Win32 doesn’t expose a process’s command line to other processes. From Win32’s point of view, the command line is just a conveniently initialized parameter to the process’s startup code, some data copied from the launching process to the new process and forgotten. We’ll get back to the Win32 point of view a little later.
If you look around in WMI, you’ll find a
Win32_Process object, and lo and behold,
it has a
Let’s check it out,
standard WMI application:
strComputer = "." Set objWMIService = GetObject("winmgmts:\\" & strComputer & "\root\cimv2") Set colItems = objWMIService.ExecQuery("Select * from Win32_Process") For Each objItem in colItems Wscript.Echo objItem.Name Wscript.Echo objItem.CommandLine Next
I fully anticipate that half of my readers will stop right there. “Thanks for the script. Bye!” And they won’t bother reading the analysis. “Because analysis is boring, and it’ll just tell me stuff I don’t want to hear. The analysis is going to tell me why this won’t work, or why it’s a bad idea, and that just cramps my style.”
Remember that from Win32’s point of view, the command line is just a string that is copied into the address space of the new process. How the launching process and the new process interpret this string is governed not by rules but by convention.

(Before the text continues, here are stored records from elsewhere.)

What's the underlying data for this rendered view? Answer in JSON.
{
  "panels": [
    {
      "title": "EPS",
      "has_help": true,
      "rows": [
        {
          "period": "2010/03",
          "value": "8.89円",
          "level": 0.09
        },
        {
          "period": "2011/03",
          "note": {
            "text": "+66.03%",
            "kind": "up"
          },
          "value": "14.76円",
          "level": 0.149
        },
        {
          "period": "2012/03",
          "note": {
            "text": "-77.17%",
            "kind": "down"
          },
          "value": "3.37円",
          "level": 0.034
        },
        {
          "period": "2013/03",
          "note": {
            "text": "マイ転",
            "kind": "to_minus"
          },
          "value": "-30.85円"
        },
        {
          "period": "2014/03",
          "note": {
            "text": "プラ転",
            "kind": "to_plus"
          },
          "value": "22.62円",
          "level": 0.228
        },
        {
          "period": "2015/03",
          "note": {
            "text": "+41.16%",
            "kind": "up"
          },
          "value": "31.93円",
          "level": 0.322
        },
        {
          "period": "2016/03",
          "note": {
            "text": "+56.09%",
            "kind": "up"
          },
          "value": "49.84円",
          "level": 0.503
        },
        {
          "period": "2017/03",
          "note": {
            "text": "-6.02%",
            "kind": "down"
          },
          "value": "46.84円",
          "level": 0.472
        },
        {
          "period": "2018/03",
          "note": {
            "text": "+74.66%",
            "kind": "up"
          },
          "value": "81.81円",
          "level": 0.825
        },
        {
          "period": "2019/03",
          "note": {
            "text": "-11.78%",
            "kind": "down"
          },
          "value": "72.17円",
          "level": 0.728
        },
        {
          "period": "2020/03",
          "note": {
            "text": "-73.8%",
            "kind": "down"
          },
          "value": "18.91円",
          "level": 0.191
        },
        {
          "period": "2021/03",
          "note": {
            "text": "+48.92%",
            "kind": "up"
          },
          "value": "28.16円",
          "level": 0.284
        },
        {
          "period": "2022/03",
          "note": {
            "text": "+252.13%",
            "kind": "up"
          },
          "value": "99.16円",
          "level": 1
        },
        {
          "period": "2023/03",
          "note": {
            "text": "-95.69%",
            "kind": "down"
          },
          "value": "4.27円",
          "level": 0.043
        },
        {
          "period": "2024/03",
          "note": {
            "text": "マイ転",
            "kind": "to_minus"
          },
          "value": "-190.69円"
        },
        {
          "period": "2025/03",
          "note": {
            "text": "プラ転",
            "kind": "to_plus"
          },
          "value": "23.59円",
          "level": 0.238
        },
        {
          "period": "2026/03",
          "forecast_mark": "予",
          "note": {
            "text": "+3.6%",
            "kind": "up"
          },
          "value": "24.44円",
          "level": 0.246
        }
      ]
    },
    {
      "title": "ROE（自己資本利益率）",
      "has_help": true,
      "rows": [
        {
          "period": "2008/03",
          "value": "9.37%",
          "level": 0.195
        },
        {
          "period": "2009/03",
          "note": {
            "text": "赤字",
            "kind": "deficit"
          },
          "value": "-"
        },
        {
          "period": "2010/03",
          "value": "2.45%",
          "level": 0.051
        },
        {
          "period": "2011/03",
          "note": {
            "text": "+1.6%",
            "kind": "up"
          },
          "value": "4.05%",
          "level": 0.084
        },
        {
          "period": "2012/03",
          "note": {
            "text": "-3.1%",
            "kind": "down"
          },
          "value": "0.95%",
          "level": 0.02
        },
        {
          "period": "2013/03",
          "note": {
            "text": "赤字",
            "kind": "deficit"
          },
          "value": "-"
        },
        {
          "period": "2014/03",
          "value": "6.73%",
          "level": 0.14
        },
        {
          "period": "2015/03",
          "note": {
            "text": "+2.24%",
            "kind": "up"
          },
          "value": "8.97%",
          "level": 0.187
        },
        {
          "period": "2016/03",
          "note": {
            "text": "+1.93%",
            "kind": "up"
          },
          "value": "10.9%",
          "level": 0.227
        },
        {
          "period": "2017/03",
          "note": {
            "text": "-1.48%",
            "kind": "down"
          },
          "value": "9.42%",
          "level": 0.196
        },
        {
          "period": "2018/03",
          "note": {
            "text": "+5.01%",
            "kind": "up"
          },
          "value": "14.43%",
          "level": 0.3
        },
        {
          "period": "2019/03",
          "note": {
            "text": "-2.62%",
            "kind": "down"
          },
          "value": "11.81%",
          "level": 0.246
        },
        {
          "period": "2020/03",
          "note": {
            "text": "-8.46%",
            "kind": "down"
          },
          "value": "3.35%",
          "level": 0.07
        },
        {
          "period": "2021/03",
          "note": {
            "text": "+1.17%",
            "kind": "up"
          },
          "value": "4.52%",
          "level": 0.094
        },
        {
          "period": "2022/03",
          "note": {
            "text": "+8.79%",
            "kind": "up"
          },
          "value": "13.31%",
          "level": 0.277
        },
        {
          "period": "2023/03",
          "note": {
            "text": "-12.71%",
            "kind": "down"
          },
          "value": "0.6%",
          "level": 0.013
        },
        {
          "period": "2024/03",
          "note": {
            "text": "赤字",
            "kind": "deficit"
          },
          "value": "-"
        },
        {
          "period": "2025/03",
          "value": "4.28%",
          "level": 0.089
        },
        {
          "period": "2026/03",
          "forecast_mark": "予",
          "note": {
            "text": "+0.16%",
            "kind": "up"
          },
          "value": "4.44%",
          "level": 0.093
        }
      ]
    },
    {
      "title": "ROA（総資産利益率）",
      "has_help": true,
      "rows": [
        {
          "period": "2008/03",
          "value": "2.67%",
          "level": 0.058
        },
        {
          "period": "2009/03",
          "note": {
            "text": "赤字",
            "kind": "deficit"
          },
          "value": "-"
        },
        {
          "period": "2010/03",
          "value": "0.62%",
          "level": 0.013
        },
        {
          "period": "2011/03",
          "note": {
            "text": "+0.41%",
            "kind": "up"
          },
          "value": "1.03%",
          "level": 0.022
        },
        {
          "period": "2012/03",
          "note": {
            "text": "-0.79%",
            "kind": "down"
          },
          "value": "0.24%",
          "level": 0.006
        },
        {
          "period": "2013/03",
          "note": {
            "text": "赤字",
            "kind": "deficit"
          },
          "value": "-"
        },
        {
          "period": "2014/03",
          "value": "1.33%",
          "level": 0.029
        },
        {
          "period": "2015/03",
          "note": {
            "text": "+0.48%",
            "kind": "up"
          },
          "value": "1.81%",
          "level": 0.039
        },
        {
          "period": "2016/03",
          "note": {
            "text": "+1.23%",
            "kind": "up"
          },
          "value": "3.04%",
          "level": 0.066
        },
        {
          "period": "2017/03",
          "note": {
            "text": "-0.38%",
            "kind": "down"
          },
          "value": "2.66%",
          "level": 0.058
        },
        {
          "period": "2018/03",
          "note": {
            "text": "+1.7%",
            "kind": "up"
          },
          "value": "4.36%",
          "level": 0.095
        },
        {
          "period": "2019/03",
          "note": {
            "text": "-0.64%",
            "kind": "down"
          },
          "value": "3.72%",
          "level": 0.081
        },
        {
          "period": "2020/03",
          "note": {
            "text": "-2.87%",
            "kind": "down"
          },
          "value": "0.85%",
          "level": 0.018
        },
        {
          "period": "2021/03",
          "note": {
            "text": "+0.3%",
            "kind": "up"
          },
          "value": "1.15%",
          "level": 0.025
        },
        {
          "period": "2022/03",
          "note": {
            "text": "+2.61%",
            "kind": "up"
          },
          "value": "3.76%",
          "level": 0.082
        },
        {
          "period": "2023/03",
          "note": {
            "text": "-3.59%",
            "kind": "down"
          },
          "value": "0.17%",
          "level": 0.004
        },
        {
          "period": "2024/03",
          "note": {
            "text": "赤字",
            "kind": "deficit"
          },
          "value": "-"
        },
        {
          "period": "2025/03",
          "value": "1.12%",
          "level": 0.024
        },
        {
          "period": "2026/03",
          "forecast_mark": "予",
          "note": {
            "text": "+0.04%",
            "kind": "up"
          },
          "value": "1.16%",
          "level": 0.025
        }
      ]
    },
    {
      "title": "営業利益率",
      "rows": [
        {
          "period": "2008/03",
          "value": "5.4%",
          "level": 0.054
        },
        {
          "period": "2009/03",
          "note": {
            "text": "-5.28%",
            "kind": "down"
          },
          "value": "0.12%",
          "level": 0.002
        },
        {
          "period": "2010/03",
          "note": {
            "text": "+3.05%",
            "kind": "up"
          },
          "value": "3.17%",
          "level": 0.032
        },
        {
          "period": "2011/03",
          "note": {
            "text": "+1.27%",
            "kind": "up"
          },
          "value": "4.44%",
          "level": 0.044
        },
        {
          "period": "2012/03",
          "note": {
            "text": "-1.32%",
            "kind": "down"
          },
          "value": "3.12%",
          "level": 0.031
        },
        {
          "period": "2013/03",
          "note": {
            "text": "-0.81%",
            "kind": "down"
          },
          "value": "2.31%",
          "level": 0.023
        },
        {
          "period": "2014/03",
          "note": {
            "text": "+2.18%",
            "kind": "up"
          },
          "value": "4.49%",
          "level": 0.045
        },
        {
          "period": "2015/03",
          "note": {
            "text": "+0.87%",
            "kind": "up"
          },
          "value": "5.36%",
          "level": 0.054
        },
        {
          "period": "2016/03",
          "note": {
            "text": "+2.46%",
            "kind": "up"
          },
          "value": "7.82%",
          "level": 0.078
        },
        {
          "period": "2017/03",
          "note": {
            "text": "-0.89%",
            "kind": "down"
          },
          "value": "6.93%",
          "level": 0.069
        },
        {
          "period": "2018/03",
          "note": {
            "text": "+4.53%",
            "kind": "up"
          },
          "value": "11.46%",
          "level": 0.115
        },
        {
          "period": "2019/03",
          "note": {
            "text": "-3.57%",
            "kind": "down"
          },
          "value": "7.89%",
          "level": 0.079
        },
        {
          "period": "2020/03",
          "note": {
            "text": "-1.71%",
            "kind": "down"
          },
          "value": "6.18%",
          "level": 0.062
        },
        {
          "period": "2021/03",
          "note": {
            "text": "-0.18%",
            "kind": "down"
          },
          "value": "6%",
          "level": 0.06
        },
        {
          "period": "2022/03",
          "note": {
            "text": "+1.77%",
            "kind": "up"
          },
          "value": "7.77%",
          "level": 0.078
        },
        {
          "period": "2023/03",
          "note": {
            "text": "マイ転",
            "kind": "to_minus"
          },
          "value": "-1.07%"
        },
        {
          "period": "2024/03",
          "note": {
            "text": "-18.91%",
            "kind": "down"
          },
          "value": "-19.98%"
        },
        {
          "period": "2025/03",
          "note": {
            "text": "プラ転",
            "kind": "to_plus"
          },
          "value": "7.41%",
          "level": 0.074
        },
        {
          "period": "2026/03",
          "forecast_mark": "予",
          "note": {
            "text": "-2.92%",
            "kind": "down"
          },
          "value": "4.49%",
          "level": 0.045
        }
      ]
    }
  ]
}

What’s more, since the string is merely a “preinitialized variable”, a process could in principle (and many do in practice, although usually inadvertently) write to the memory that holds the command line, in which case, if you go snooping around for it, you’ll see the modified command line. There is no secret hiding place where the kernel keeps the “real original command line,” any more than there is a secret hiding place where the C compiler keeps the “real original parameters to a function.”
This is just another manifestation of the principle of not keeping track of information you don’t need.
What does this mean for people who disregard this principle and go after the command line of another process? You have to understand what you are getting is non-authoritative information. In fact, it’s worse. It’s information the application itself may have changed in order to try to fool you, so don’t use it to make important decisions.